1. Introductions (Live) 1:27
2. One Way Out (Live) 4:21
3. Mike Bloomfield's Introduction of Johnny Winter (Live) 0:58
4. It's My Own Fault (feat. Johnny Winter) [Live] 10:56
5. 59th Street Bridge Song (Feelin' Groovy) [Live] 6:15
6. (Please) Tell Me Partner (Live) 10:11
7. That's All Right, Mama (Live) 3:39
8. Together Till the End of Time (Live) 4:29
9. Don't Throw Your Love On Me So Strong (Live) 8:41
10. Season of the Witch (Live) 9:00

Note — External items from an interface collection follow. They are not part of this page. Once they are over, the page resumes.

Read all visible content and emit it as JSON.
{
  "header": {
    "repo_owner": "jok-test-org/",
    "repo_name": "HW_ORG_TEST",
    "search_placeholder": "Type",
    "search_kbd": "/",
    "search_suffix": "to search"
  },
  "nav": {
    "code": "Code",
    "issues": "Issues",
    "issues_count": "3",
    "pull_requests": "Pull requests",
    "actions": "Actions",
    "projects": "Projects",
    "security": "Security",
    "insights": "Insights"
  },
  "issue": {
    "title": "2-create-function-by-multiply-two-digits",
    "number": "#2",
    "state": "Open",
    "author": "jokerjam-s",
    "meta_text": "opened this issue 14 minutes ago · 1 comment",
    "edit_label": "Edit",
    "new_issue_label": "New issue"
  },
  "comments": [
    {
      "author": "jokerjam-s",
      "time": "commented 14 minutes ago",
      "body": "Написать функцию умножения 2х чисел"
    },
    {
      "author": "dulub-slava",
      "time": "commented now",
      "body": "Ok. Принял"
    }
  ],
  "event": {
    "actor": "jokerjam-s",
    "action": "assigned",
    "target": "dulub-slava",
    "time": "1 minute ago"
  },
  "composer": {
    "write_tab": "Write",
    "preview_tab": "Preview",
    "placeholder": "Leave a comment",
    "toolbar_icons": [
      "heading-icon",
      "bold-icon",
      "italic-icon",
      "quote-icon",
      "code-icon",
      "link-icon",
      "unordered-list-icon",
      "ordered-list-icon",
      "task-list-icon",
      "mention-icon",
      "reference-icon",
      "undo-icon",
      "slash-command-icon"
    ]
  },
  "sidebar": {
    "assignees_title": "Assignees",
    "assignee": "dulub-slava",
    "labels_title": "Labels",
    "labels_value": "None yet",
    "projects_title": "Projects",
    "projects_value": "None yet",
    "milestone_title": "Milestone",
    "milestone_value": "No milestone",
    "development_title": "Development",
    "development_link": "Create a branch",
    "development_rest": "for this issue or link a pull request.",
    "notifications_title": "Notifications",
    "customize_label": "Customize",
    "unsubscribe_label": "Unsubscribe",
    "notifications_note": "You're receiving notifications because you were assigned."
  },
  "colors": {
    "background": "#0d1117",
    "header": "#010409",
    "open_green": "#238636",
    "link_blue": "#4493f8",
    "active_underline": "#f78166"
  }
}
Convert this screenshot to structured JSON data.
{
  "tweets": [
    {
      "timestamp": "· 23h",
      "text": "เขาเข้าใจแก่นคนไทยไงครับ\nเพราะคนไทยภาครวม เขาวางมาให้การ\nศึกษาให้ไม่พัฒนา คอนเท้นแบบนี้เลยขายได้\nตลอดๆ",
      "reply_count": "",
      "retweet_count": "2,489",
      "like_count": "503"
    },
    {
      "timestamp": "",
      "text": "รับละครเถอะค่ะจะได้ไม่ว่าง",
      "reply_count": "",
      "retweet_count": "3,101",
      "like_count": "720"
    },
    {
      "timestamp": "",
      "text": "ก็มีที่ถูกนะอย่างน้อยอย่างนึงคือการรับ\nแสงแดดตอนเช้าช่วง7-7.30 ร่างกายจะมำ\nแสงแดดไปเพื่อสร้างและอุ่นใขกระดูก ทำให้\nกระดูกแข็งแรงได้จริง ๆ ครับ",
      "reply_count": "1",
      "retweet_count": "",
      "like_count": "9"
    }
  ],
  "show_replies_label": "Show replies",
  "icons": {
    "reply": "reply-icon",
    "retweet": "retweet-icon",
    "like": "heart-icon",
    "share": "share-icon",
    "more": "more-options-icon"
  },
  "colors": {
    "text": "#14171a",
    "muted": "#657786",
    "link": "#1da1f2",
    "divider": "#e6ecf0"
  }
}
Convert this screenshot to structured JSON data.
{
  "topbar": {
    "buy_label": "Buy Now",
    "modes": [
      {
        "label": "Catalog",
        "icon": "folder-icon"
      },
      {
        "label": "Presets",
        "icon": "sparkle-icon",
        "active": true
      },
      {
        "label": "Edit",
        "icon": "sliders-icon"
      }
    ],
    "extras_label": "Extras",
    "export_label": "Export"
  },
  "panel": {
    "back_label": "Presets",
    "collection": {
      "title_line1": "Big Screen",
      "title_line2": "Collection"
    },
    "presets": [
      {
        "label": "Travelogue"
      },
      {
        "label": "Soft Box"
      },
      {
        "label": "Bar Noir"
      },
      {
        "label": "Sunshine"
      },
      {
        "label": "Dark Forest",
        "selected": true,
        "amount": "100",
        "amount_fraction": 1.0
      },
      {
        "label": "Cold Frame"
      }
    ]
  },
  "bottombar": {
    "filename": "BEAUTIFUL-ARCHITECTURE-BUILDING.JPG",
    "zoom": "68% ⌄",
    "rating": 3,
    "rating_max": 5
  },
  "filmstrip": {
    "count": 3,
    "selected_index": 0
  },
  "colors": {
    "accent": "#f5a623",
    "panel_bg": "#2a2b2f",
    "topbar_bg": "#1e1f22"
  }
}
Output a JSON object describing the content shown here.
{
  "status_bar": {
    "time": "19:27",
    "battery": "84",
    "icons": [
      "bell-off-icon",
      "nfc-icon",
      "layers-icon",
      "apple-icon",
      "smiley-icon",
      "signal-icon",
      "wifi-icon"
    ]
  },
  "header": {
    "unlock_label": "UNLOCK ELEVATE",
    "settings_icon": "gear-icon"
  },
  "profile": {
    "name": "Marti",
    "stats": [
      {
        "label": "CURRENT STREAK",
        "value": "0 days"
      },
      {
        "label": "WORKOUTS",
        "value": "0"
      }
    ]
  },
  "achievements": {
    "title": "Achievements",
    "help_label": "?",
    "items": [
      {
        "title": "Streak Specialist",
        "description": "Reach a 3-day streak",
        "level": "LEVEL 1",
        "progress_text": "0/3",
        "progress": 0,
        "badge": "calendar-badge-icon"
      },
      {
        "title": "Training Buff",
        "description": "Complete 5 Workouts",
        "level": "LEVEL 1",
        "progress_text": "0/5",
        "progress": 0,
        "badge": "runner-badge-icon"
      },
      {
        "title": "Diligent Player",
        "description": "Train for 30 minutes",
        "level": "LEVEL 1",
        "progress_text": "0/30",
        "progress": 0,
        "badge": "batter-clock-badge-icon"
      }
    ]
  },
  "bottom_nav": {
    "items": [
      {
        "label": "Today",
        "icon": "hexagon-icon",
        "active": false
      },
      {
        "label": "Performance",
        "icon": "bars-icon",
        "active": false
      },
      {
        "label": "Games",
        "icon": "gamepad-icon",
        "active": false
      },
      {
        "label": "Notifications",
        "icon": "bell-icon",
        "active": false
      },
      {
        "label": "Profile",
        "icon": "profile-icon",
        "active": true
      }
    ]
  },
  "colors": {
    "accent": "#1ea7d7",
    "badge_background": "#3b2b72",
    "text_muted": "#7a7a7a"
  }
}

At first glance, you might mistake this for unused material from the same late-1968 concerts that supplied the material for The Live Adventures of Mike Bloomfield & Al Kooper. But no, this was recorded about two and a half months later at a different venue, and with a different backup band (Paul Harris on piano, Jerry Jemmott on bass, and John Cresci on drums). There's still some similarity to the repertoire, though, and a good deal of similarity to the music, which is blues-rock with a late-'60s improvisational bent. Little original material was offered, the only song falling into that category being Bloomfield's "(Please) Tell Me Partner," a routine ten-minute blues. The soul-pop cover "Together Till the End of Time" comes off the best, in part because of its relative economy at four and a half minutes in length, and the cover of Sonny Boy Williamson's "One Way Out" isn't bad. But the interpretations (including a nine-minute "Season of the Witch," which Kooper and Stephen Stills had done on the popular Bloomfield-Kooper-Stills Super Session album) run long and sometimes lack imagination. This preserves a historic moment of sorts, when Bloomfield introduces then-unknown guest guitarist Johnny Winter, who takes some of the guitar duties on "It's My Own Fault." This was the appearance that, according to Kooper's liner notes, alerted Columbia to Winter, after which the label quickly offered him a contract.